  • If you have extra, place them in a zip top bag and place them in the freezer for later.
  • Put 2 TBS of olive oil into a skillet over medium heat.
  • Once the pan is hot enough, pour in the onions, peppers and celery and stir to mix with the oil.
  • Let them cook for about 10 minutes or until the vegetables start to get slightly soft.
  • Once the veggies are finished cooking, remove them from the pan and into a plate or bowl to cool.
  • Add ½ cup of Jeff's barbecue sauce and 3 TBS of Jeff's rub to the sautéed vegetables. Stir to combine.

Step 3: Mix the Meatloaf

  • Place the 1 pound of ground chuck and 1 pound of ground sausage into a large mixing bowl.
  • Add the bread, buttermilk and egg mixture to the top of the meat.
  • Add the vegetable, sauce and rub mixture to the top of the meat as well.
  • Add 1 teaspoon of salt to the top of the mixture and gently combine the ingredients together.
  • Do not overmix. Do just enough to combine and stop. Overworking the meatloaf mixture will make it tough.

Step 4: Form Into a Loaf

  • Pour or scoop the mixture onto a cookie sheet, food grade butcher paper, etc. and form into a loaf with your hands.
  • You can also place the mixture into a loaf pan to form it and then dump it out onto the pan, rack or tray that you will use to cook it.
  • You will notice that this mixture may be a little wetter than what you are used to using but that's ok. It will form and hold together just fine.
  • I recommend about 2 inches thick in the shape of a rectangle but you can get creative with this if you like.
  • If using a Bradley rack, I recommend placing a piece of wax paper under the meat so it will be easier to remove once done.

Step 5: Smoke the Meatloaf

  • Set up your smoker for cooking at about 225-240°F using indirect heat with hickory smoke or whatever smoking wood you have available.
  • If your smoker has a water pan, I recommend that you use it.
  • Once your smoker is maintaining the proper temperature, the cooking can commence.
  • Place the meatloaf in the smoker.
  • Let the loaf cook for 3-4 hours or until it reaches about 155°F.

Step 6: Top with Sauce

  • At about 155°F, brush the top and sides of the meatloaf with plenty of Jeff's barbecue sauce.
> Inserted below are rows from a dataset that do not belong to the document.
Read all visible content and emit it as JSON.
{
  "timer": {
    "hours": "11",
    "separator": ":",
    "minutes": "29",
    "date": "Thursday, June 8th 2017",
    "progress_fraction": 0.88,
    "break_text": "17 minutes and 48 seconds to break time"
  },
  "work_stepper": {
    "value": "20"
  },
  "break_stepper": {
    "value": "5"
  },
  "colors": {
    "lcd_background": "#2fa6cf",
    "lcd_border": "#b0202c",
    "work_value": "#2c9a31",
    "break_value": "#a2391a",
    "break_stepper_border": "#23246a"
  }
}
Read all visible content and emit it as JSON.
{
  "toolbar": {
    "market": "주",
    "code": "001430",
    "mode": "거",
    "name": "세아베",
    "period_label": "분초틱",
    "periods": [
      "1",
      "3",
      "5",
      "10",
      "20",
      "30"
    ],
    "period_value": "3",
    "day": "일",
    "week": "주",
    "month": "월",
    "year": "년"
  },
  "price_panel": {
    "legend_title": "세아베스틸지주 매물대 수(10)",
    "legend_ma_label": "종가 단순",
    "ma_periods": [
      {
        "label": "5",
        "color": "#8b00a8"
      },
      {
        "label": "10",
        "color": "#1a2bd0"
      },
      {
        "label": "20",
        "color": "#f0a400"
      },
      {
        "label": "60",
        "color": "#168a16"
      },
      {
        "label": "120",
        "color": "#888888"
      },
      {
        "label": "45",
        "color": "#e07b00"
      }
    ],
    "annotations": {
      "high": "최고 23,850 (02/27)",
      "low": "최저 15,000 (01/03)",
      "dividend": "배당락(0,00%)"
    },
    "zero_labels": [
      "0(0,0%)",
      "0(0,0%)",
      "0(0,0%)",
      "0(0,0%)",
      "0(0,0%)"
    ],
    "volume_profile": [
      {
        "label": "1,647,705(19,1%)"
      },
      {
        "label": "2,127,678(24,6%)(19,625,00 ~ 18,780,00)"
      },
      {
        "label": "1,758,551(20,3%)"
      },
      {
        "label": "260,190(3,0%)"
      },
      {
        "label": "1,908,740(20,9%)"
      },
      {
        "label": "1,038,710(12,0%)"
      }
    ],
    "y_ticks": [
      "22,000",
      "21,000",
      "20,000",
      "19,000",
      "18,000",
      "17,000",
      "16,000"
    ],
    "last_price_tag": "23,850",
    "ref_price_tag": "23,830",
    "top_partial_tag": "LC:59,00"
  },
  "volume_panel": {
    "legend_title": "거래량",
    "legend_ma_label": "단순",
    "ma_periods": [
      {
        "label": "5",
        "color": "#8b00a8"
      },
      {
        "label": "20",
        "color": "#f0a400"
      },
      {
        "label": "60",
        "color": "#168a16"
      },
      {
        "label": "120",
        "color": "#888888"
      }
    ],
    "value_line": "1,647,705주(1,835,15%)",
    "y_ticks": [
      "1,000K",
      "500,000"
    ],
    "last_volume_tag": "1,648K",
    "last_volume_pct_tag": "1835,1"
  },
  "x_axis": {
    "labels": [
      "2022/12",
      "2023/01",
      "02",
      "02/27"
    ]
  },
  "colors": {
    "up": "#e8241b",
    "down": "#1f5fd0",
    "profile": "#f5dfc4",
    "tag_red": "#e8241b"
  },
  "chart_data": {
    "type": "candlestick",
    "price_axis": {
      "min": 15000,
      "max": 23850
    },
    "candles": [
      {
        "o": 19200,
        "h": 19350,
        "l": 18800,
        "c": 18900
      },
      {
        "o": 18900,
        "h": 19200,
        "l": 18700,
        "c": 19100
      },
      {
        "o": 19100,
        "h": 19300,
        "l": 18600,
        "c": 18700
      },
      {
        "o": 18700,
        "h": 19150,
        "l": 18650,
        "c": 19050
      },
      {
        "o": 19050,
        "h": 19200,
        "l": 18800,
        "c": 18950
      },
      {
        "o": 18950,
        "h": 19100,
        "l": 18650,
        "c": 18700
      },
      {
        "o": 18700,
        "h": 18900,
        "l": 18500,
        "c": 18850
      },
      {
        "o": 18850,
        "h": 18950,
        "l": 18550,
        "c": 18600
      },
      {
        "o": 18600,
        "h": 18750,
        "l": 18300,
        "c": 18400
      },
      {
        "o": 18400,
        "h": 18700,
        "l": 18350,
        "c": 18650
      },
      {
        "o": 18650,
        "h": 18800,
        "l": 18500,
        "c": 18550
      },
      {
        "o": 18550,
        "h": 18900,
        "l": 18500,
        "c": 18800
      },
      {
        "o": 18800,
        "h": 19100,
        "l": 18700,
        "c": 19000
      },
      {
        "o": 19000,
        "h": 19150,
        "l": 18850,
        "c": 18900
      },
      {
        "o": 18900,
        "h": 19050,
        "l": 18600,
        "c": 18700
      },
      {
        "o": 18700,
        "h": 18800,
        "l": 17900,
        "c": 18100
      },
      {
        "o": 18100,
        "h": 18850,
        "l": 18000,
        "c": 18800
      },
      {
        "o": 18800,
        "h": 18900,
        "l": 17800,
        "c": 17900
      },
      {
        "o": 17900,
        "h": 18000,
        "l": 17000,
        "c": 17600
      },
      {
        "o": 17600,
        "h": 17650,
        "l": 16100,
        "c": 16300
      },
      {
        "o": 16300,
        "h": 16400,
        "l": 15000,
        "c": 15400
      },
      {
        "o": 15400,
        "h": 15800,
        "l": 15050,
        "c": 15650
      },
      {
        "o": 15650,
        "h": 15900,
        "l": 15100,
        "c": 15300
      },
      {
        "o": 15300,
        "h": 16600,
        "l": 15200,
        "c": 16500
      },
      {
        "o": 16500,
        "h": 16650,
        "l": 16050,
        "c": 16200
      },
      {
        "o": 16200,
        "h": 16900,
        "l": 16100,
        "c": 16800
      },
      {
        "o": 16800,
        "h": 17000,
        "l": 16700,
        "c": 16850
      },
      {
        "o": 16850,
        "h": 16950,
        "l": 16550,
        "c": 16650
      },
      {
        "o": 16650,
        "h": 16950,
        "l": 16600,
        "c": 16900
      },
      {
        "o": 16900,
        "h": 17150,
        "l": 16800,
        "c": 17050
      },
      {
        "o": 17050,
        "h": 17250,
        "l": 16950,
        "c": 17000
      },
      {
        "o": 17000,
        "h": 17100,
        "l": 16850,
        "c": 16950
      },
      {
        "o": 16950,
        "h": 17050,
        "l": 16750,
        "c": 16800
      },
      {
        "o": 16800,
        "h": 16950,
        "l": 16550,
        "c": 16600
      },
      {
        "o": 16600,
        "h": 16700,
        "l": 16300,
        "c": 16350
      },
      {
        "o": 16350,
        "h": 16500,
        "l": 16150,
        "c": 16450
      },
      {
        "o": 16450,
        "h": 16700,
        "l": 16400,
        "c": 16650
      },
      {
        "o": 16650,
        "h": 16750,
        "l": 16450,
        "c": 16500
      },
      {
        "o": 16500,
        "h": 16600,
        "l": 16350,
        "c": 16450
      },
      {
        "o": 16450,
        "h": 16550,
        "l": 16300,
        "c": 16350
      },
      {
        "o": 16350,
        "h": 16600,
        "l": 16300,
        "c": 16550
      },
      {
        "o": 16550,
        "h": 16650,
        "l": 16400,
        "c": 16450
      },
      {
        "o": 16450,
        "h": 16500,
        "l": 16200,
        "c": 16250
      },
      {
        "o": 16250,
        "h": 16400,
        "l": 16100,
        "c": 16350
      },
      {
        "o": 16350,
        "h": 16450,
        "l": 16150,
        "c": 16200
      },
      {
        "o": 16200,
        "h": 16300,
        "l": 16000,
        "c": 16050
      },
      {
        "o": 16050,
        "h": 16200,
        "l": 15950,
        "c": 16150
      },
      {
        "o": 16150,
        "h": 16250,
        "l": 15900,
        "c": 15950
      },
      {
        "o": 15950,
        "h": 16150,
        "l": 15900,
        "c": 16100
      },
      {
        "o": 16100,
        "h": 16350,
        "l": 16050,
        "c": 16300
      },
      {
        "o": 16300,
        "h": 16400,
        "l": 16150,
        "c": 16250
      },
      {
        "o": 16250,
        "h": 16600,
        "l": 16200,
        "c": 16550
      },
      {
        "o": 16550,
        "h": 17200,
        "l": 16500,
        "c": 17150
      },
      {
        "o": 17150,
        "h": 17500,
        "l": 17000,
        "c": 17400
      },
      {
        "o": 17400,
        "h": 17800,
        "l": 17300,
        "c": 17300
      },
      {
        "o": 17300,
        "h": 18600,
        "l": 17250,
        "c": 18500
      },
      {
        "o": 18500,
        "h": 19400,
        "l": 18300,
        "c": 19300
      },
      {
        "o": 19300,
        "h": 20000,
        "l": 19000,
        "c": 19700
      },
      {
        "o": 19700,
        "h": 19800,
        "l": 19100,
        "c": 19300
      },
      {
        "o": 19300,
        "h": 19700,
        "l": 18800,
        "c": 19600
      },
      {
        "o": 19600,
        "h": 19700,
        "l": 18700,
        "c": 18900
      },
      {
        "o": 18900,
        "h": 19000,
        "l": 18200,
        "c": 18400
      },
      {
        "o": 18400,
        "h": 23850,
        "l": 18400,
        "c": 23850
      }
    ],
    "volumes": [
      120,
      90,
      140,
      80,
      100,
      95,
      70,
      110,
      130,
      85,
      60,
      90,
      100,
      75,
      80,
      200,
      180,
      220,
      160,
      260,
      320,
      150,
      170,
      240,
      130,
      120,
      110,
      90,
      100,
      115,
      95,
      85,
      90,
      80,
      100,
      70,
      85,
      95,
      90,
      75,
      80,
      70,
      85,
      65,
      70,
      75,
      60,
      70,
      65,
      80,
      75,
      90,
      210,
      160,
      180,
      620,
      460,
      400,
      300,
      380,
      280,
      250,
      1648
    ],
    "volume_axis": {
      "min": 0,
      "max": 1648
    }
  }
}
Give it about 25-30 minutes to caramelize then remove from the smoker.
  • Finish temperature for meatloaf is actually 160°F but knowing that it will continue to cook and rise in temperature even after being removed from the smoker, it is ok to remove it a few degrees early.

Step 7: Rest and Serve

  • Once the meat is brought into the house, tent some foil over the top and let it rest for 15-20 minutes before slicing and serving. This resting period gives the juices in the meat time to redistribute throughout the meat.